## MATERIAL SHOWN
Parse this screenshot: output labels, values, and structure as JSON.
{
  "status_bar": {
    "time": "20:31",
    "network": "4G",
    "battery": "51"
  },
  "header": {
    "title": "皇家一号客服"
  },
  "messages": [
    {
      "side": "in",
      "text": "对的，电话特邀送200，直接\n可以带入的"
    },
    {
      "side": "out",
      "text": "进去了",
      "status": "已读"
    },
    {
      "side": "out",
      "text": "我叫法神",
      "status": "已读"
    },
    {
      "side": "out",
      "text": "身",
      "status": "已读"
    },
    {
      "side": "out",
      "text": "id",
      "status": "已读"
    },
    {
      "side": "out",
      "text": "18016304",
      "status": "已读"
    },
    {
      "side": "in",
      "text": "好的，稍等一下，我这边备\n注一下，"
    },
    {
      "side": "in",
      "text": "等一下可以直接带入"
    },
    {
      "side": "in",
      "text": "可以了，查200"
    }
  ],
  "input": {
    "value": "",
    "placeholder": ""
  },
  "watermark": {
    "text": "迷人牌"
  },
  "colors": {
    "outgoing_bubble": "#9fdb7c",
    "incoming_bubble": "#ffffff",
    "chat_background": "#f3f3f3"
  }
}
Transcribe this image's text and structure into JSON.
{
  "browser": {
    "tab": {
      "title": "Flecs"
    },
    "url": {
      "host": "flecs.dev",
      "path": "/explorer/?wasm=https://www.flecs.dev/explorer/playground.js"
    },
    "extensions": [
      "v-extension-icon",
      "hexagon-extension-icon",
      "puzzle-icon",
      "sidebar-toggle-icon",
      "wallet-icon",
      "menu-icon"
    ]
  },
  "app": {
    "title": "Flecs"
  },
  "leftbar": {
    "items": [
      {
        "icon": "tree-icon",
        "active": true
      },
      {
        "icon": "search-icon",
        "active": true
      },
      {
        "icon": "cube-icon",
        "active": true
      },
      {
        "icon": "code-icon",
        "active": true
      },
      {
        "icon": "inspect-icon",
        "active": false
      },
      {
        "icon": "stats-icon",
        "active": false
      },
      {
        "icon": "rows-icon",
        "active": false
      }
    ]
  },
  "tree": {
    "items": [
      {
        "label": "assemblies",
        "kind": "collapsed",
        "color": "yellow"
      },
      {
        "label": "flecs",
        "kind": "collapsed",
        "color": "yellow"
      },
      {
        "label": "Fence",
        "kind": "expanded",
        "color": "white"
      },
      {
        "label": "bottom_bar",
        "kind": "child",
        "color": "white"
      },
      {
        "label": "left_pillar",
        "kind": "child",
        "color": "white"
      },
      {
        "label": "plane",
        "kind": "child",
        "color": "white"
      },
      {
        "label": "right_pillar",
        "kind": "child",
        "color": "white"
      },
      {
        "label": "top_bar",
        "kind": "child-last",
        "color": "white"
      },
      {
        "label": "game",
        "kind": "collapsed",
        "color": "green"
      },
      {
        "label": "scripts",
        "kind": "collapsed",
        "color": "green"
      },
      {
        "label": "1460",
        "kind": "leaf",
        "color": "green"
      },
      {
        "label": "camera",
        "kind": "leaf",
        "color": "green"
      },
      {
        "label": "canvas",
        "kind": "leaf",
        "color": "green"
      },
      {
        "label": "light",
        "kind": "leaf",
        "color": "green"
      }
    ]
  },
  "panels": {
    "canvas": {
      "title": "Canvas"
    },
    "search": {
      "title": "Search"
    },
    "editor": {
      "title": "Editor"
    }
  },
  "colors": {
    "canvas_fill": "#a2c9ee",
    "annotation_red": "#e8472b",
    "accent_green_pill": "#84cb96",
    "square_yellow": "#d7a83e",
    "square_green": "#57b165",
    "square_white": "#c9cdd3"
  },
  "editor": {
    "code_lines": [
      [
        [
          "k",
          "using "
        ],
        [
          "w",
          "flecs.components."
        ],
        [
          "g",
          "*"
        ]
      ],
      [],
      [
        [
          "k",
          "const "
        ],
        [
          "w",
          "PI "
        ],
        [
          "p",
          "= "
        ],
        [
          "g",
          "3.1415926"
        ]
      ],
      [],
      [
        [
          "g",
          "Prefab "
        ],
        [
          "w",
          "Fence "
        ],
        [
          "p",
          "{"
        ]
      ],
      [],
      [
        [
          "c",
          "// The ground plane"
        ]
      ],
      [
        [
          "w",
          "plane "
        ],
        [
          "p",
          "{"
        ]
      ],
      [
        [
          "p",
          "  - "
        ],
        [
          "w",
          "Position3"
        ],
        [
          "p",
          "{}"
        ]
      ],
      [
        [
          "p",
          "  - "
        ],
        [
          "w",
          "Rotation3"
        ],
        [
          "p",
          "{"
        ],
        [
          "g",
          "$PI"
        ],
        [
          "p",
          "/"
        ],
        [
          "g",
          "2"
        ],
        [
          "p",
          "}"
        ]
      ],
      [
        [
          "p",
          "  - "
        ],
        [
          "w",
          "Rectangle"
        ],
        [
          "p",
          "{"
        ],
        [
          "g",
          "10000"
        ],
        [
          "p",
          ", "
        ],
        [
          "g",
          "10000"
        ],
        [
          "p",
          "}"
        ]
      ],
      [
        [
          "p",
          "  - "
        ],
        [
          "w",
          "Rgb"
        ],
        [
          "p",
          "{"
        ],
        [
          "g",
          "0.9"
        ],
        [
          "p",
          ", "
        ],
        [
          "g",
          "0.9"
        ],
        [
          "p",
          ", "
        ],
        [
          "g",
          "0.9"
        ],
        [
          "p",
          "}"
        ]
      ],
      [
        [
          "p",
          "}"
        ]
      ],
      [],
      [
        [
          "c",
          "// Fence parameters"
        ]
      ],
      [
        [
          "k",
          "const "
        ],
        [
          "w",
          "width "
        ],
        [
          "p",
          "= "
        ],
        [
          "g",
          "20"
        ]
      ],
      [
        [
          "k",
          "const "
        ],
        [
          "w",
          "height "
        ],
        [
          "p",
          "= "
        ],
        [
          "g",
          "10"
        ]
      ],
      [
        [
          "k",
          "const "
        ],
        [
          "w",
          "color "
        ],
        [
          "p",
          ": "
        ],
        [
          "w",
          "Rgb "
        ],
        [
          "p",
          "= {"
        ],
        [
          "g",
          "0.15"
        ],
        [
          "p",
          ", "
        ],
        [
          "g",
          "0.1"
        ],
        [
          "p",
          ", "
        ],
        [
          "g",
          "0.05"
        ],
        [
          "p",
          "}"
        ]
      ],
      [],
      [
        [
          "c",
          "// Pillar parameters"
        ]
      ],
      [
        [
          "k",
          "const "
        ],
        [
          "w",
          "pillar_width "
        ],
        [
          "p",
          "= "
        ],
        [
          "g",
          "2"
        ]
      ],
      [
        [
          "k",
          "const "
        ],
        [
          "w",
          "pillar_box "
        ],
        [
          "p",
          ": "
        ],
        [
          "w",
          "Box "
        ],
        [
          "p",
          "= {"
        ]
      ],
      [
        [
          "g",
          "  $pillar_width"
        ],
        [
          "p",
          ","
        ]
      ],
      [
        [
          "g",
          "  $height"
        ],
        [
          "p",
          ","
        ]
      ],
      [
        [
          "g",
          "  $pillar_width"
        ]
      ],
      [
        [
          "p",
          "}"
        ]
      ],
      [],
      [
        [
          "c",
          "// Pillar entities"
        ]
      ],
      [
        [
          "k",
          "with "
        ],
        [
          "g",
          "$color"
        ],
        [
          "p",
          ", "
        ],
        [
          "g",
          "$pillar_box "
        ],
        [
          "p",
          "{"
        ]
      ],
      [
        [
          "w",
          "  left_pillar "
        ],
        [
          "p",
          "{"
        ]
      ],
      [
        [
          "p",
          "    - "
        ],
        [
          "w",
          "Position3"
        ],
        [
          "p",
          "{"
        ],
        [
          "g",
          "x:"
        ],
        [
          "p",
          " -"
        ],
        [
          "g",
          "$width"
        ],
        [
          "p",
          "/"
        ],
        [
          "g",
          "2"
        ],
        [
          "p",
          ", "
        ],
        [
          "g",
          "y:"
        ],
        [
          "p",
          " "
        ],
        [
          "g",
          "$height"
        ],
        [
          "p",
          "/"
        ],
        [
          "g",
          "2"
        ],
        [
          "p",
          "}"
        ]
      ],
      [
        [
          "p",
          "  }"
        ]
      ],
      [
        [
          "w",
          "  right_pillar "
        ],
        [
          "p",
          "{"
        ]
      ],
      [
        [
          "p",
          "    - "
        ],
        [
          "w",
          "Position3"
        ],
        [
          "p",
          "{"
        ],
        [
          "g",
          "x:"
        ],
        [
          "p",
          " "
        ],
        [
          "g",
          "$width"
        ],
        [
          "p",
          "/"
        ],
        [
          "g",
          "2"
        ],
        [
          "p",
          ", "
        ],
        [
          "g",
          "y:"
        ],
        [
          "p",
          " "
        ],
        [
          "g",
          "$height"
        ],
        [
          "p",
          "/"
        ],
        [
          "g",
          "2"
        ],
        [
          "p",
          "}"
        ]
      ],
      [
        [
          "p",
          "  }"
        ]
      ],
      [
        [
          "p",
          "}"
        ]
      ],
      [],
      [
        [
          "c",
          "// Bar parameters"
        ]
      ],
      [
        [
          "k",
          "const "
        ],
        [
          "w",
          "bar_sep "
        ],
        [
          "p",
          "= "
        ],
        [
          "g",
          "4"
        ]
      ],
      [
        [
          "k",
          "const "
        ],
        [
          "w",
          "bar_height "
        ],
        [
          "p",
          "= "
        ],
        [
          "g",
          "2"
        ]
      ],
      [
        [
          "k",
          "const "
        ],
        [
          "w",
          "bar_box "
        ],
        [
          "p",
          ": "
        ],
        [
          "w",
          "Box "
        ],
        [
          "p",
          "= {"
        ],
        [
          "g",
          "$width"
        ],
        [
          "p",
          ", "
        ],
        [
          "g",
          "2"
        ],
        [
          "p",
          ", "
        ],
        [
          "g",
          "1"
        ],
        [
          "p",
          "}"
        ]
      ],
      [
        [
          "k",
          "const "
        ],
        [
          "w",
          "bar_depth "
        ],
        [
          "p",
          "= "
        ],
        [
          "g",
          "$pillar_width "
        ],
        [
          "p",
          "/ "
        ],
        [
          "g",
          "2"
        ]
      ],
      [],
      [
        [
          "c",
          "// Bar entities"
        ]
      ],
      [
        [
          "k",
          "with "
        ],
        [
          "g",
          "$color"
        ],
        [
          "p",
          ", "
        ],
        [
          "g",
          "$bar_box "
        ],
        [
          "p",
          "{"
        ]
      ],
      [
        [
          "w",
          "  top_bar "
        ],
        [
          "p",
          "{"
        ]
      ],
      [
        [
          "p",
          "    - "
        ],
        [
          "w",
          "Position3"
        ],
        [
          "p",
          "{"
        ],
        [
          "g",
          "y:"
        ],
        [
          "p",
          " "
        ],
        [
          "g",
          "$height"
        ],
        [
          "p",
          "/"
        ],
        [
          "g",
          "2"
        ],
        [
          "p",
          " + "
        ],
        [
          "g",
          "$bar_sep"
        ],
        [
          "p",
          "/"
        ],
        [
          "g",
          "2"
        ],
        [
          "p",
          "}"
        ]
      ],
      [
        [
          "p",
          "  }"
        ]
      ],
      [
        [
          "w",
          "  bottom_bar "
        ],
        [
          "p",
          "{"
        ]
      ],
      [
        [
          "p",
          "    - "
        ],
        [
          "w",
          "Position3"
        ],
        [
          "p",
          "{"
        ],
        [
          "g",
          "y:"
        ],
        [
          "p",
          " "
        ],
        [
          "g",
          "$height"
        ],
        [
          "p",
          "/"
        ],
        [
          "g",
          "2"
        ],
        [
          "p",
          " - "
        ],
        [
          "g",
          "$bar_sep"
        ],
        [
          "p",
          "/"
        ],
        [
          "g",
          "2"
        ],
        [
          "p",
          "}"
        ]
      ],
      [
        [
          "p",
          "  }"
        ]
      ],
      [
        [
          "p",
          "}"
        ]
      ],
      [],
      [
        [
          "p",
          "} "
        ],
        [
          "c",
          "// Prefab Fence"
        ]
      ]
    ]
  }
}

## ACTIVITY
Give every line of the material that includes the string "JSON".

## RESPONSE TO THE EXERCISE
Parse this screenshot: output labels, values, and structure as JSON.
Transcribe this image's text and structure into JSON.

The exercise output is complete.